Duane Brown

#76T,
Height: 6' 4"
Weight: 315
Born:
College: Virginia Tech
Birth Place: Richmond, Virginia
Draft: 2008 1st round (26th pick) by the
  • Cleveland Browns QBs Cody Kessler, Brock Osweiler begin early stages of competition
    UPI

    Cleveland Browns QBs Cody Kessler, Brock Osweiler begin early stages of competition

    BEREA, Ohio -- Another session of OTAs has begun at the Browns training complex in the Cleveland suburb of Berea, and that means another quarterback battle is underway. Cody Kessler, by virtue of his eight starts as a rookie last year, is working with the first team. It doesn't matter that he lost all eight games; his experience puts him ahead of trade acquisition Brock Osweiler and rookie DeShone Kizer. Kevin Hogan is the fourth quarterback. Of course, much could change between now and the start of training camp in late July. Even that is a long way from the start of the regular season in a home game with the Pittsburgh Steelers. "I think Cody is stronger and the ball has more zip on it," coach

  • J.J. Watt gave early curfew, cooked up a storm for Texans' DL retreat
    Texans Wire

    J.J. Watt gave early curfew, cooked up a storm for Texans' DL retreat

    The Houston Texans defensive linemen spent some time up in Wisconsin at J.J. Watt’s log cabin. The All-Pro defensive end hosted his mates for a week of bonding and training in his comfortable, remote environment. Christian Covington provided a glimpse into what went on in Watt’s Wisconsin woods in his appearance on NFL Network’s Good Morning Football. The primary takeaway? They slept and ate. A lot. “We wake up generally around 10 o’clock”, Covington told the shocked hosts, who were clearly expecting some sort of military-type dawn reverie. He continued, “Twelve o’clock eating lunch and getting ready to train. Afternoon we’re training.” What about the food? “J.J. can cook. What you see is what

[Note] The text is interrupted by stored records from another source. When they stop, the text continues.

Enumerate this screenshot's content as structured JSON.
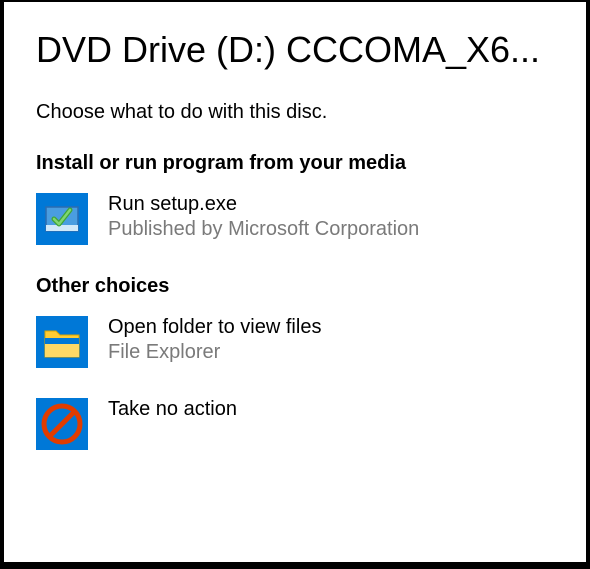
{
  "dialog": {
    "title": "DVD Drive (D:) CCCOMA_X6...",
    "subtitle": "Choose what to do with this disc.",
    "section_install": "Install or run program from your media",
    "section_other": "Other choices",
    "options": {
      "run_setup": {
        "title": "Run setup.exe",
        "sub": "Published by Microsoft Corporation"
      },
      "open_folder": {
        "title": "Open folder to view files",
        "sub": "File Explorer"
      },
      "no_action": {
        "title": "Take no action"
      }
    }
  }
}
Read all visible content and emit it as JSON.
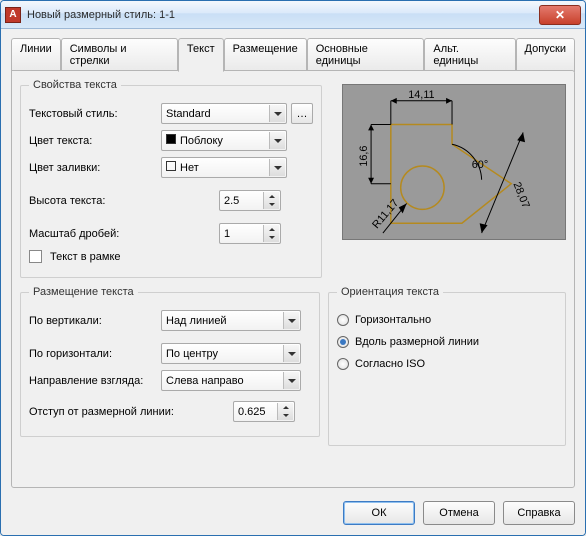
{
  "window": {
    "title": "Новый размерный стиль: 1-1"
  },
  "tabs": [
    "Линии",
    "Символы и стрелки",
    "Текст",
    "Размещение",
    "Основные единицы",
    "Альт. единицы",
    "Допуски"
  ],
  "activeTab": 2,
  "textProps": {
    "legend": "Свойства текста",
    "style_label": "Текстовый стиль:",
    "style_value": "Standard",
    "textcolor_label": "Цвет текста:",
    "textcolor_value": "Поблоку",
    "fillcolor_label": "Цвет заливки:",
    "fillcolor_value": "Нет",
    "height_label": "Высота текста:",
    "height_value": "2.5",
    "frac_label": "Масштаб дробей:",
    "frac_value": "1",
    "frame_label": "Текст в рамке"
  },
  "placement": {
    "legend": "Размещение текста",
    "vert_label": "По вертикали:",
    "vert_value": "Над линией",
    "horiz_label": "По горизонтали:",
    "horiz_value": "По центру",
    "dir_label": "Направление взгляда:",
    "dir_value": "Слева направо",
    "offset_label": "Отступ от размерной линии:",
    "offset_value": "0.625"
  },
  "orientation": {
    "legend": "Ориентация текста",
    "opt1": "Горизонтально",
    "opt2": "Вдоль размерной линии",
    "opt3": "Согласно ISO"
  },
  "preview": {
    "d1": "14,11",
    "d2": "16,6",
    "d3": "28,07",
    "d4": "R11,17",
    "d5": "60°"
  },
  "buttons": {
    "ok": "ОК",
    "cancel": "Отмена",
    "help": "Справка"
  }
}
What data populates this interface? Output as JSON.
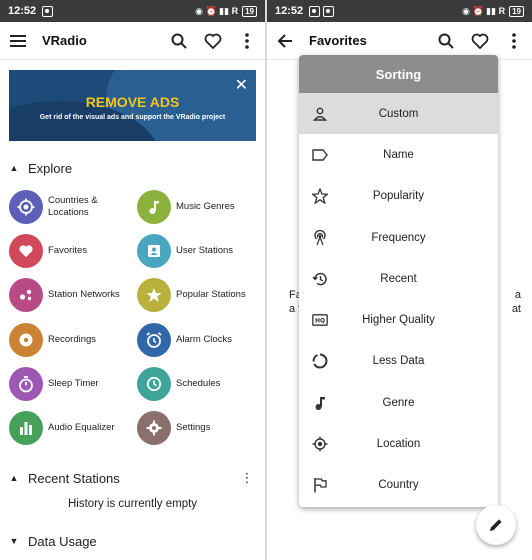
{
  "status_left": {
    "time": "12:52",
    "battery": "19"
  },
  "status_right": {
    "time": "12:52",
    "battery": "19"
  },
  "left": {
    "app_title": "VRadio",
    "banner": {
      "headline": "REMOVE ADS",
      "subtext": "Get rid of the visual ads and support the VRadio project"
    },
    "explore_title": "Explore",
    "explore_items": [
      {
        "label": "Countries & Locations",
        "color": "#5b5fb8",
        "icon": "location-target-icon"
      },
      {
        "label": "Music Genres",
        "color": "#8cb23e",
        "icon": "music-note-icon"
      },
      {
        "label": "Favorites",
        "color": "#d0485a",
        "icon": "heart-icon"
      },
      {
        "label": "User Stations",
        "color": "#4aa6bf",
        "icon": "user-badge-icon"
      },
      {
        "label": "Station Networks",
        "color": "#b84a86",
        "icon": "network-dots-icon"
      },
      {
        "label": "Popular Stations",
        "color": "#b8b23c",
        "icon": "star-icon"
      },
      {
        "label": "Recordings",
        "color": "#c98332",
        "icon": "record-icon"
      },
      {
        "label": "Alarm Clocks",
        "color": "#2f67a8",
        "icon": "alarm-clock-icon"
      },
      {
        "label": "Sleep Timer",
        "color": "#9c58b2",
        "icon": "stopwatch-icon"
      },
      {
        "label": "Schedules",
        "color": "#3fa59a",
        "icon": "clock-icon"
      },
      {
        "label": "Audio Equalizer",
        "color": "#47a059",
        "icon": "equalizer-icon"
      },
      {
        "label": "Settings",
        "color": "#8a6f6a",
        "icon": "gear-icon"
      }
    ],
    "recent_title": "Recent Stations",
    "recent_empty": "History is currently empty",
    "data_usage_title": "Data Usage"
  },
  "right": {
    "screen_title": "Favorites",
    "bg_text_left": [
      "Fa",
      "a fa"
    ],
    "bg_text_right": [
      "a",
      "at"
    ],
    "dialog_title": "Sorting",
    "sort_options": [
      {
        "label": "Custom",
        "icon": "person-icon",
        "selected": true
      },
      {
        "label": "Name",
        "icon": "label-tag-icon",
        "selected": false
      },
      {
        "label": "Popularity",
        "icon": "star-outline-icon",
        "selected": false
      },
      {
        "label": "Frequency",
        "icon": "antenna-icon",
        "selected": false
      },
      {
        "label": "Recent",
        "icon": "history-icon",
        "selected": false
      },
      {
        "label": "Higher Quality",
        "icon": "hq-icon",
        "selected": false
      },
      {
        "label": "Less Data",
        "icon": "data-saver-icon",
        "selected": false
      },
      {
        "label": "Genre",
        "icon": "music-note-icon",
        "selected": false
      },
      {
        "label": "Location",
        "icon": "gps-icon",
        "selected": false
      },
      {
        "label": "Country",
        "icon": "flag-icon",
        "selected": false
      }
    ]
  }
}
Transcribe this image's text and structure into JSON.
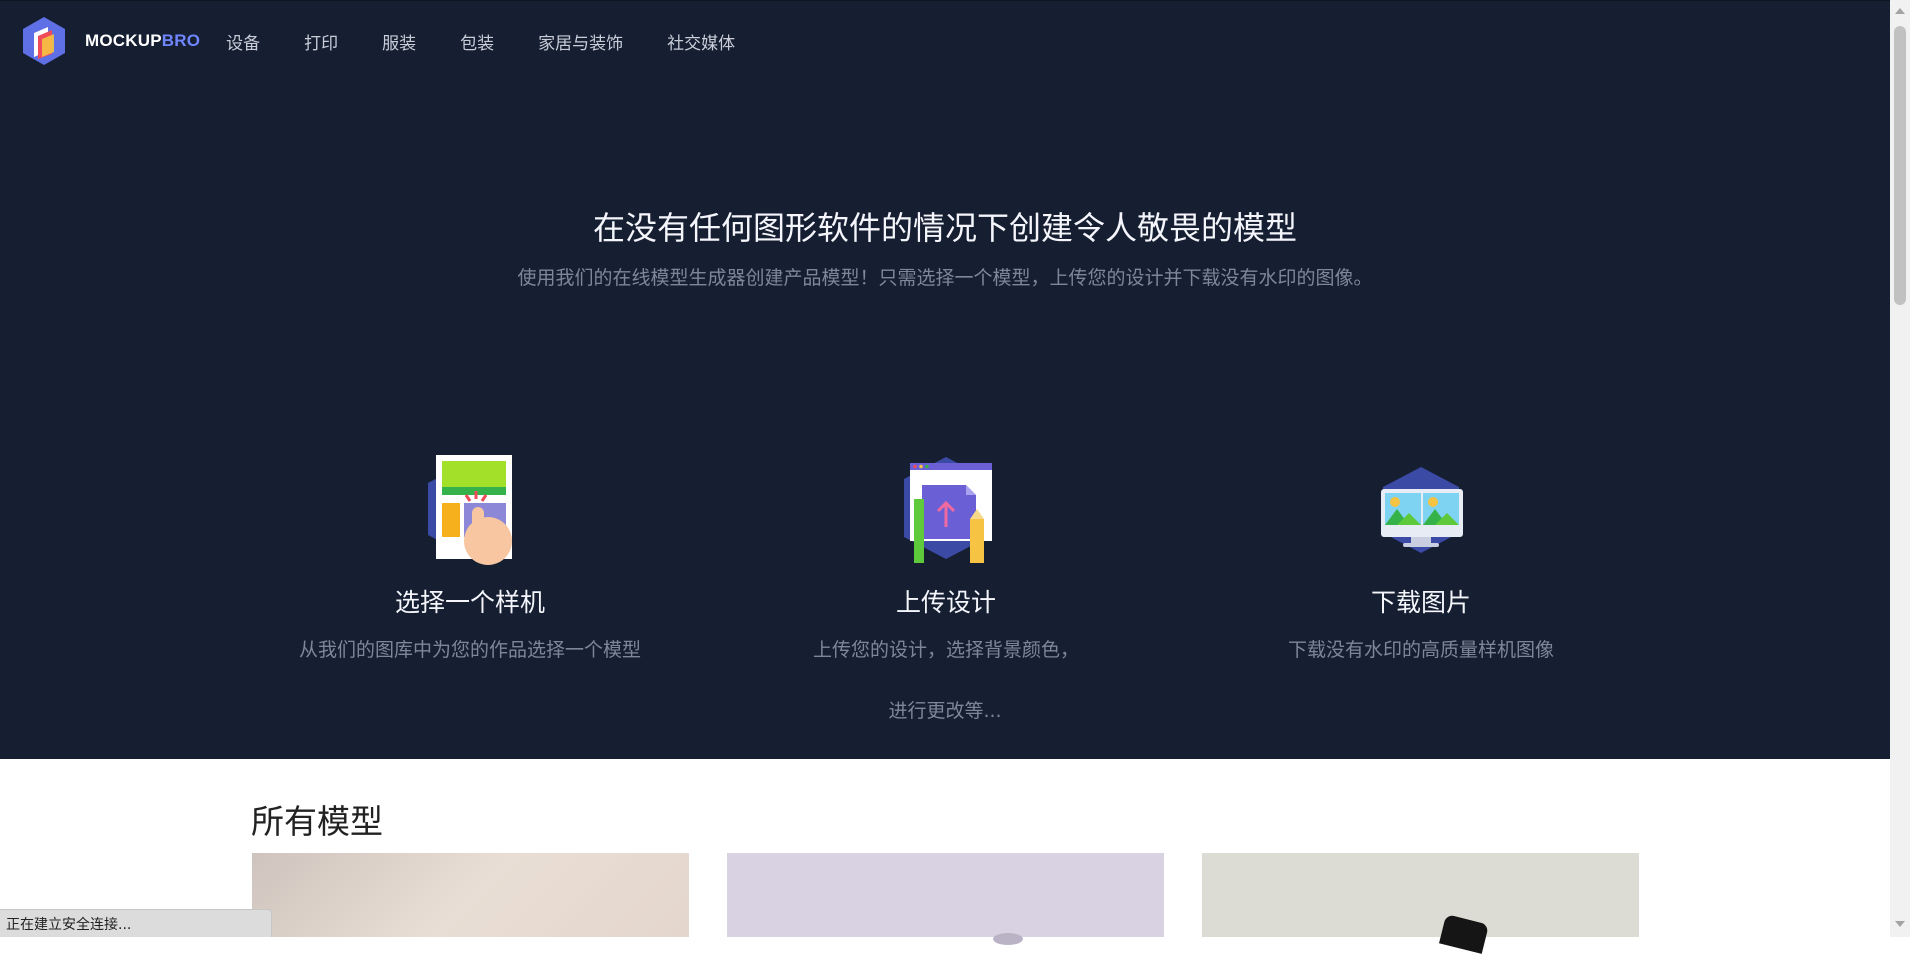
{
  "header": {
    "brand_main": "MOCKUP",
    "brand_accent": "BRO",
    "nav": [
      "设备",
      "打印",
      "服装",
      "包装",
      "家居与装饰",
      "社交媒体"
    ]
  },
  "hero": {
    "title": "在没有任何图形软件的情况下创建令人敬畏的模型",
    "subtitle": "使用我们的在线模型生成器创建产品模型！只需选择一个模型，上传您的设计并下载没有水印的图像。"
  },
  "steps": [
    {
      "icon": "choose-mockup-icon",
      "title": "选择一个样机",
      "desc": "从我们的图库中为您的作品选择一个模型"
    },
    {
      "icon": "upload-design-icon",
      "title": "上传设计",
      "desc": "上传您的设计，选择背景颜色，"
    },
    {
      "icon": "download-images-icon",
      "title": "下载图片",
      "desc": "下载没有水印的高质量样机图像"
    }
  ],
  "steps_extra": "进行更改等...",
  "catalog": {
    "title": "所有模型"
  },
  "browser": {
    "status_text": "正在建立安全连接..."
  },
  "colors": {
    "hero_bg": "#161e31",
    "accent": "#6f86ff",
    "text_muted": "#7e879a"
  }
}
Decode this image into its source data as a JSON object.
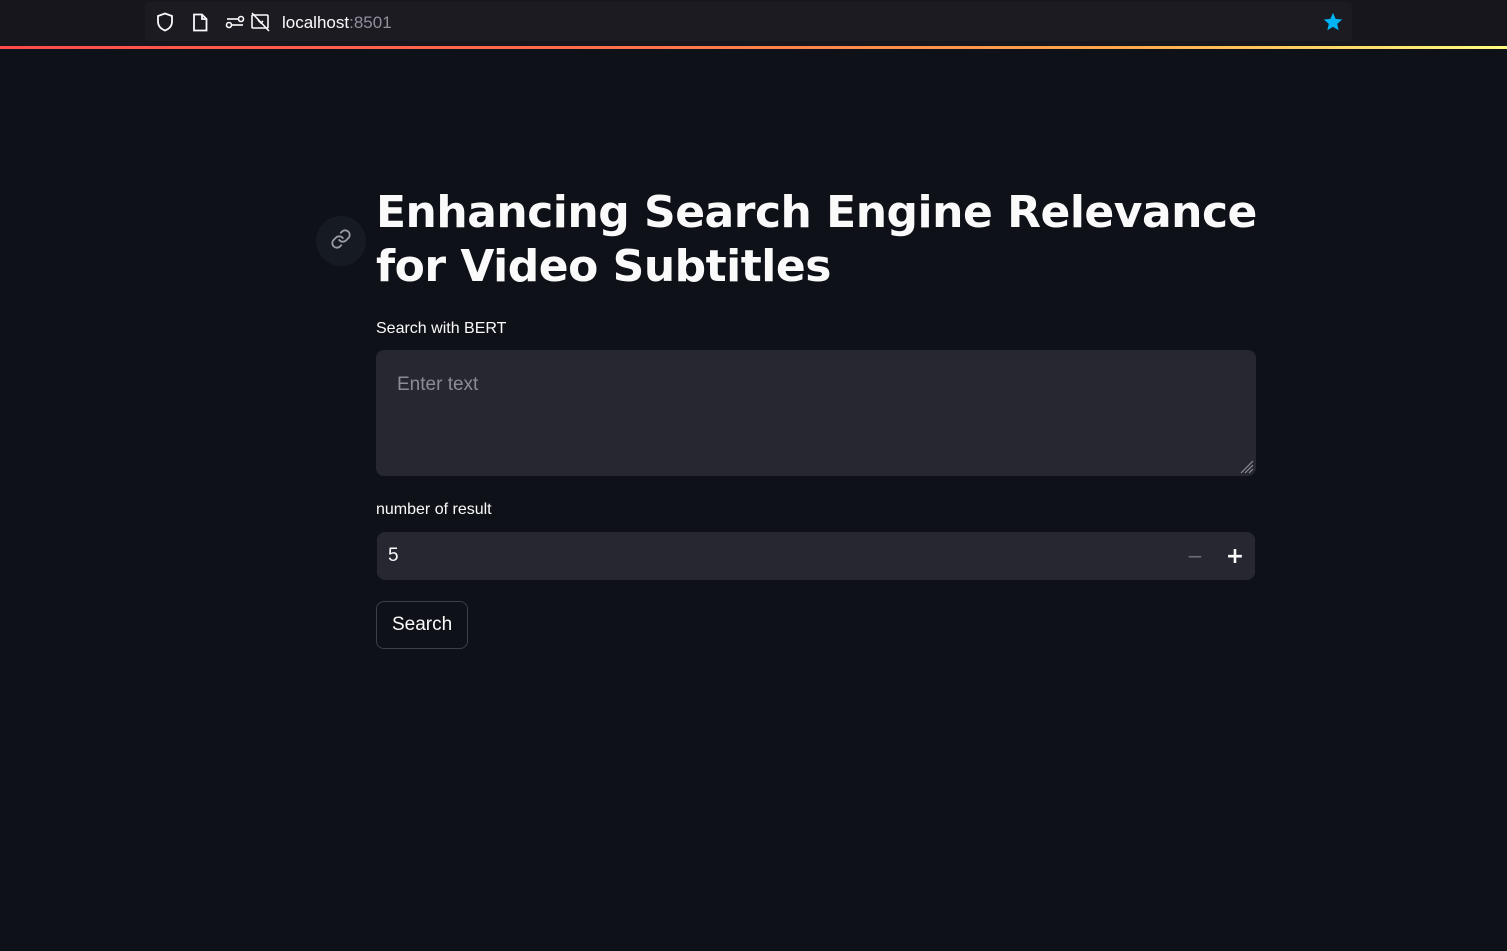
{
  "browser": {
    "url_host": "localhost",
    "url_port": ":8501",
    "icons": [
      "shield-icon",
      "page-icon",
      "permissions-icon",
      "camera-blocked-icon",
      "bookmark-star-icon"
    ],
    "accent_color": "#00b3f4"
  },
  "page": {
    "title": "Enhancing Search Engine Relevance for Video Subtitles",
    "anchor_icon": "link-icon"
  },
  "search_field": {
    "label": "Search with BERT",
    "placeholder": "Enter text",
    "value": ""
  },
  "result_count": {
    "label": "number of result",
    "value": "5",
    "decrement_symbol": "−",
    "increment_symbol": "+"
  },
  "search_button": {
    "label": "Search"
  },
  "colors": {
    "background": "#0e1117",
    "input_background": "#262730",
    "text": "#fafafa",
    "loading_bar_start": "#ff4b4b",
    "loading_bar_end": "#fffd80"
  }
}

  • History says trading up for a first-round quarterback is generally a terrible idea
    CBS Sports

    History says trading up for a first-round quarterback is generally a terrible idea

    Almost every year, teams desperate for quarterbacks talk themselves into trading up in the draft to get the guy they're suddenly convinced can right a listless franchise. It almost never (ever, ever) works, and teams that find themselves picking early in one draft after the next seem slow to learn from history. There are exceptions of organizations coming off down seasons, moving up to take a quarterback, and suddenly winning football games. But more often than not, trading up is a fool's errand.  Last month, three teams in three very different predicaments took the plunge. The 3-13 Chicago Bears have redefined hopeless; for them, Mitchell Trubisky feels like their "any port in the storm" quarterback.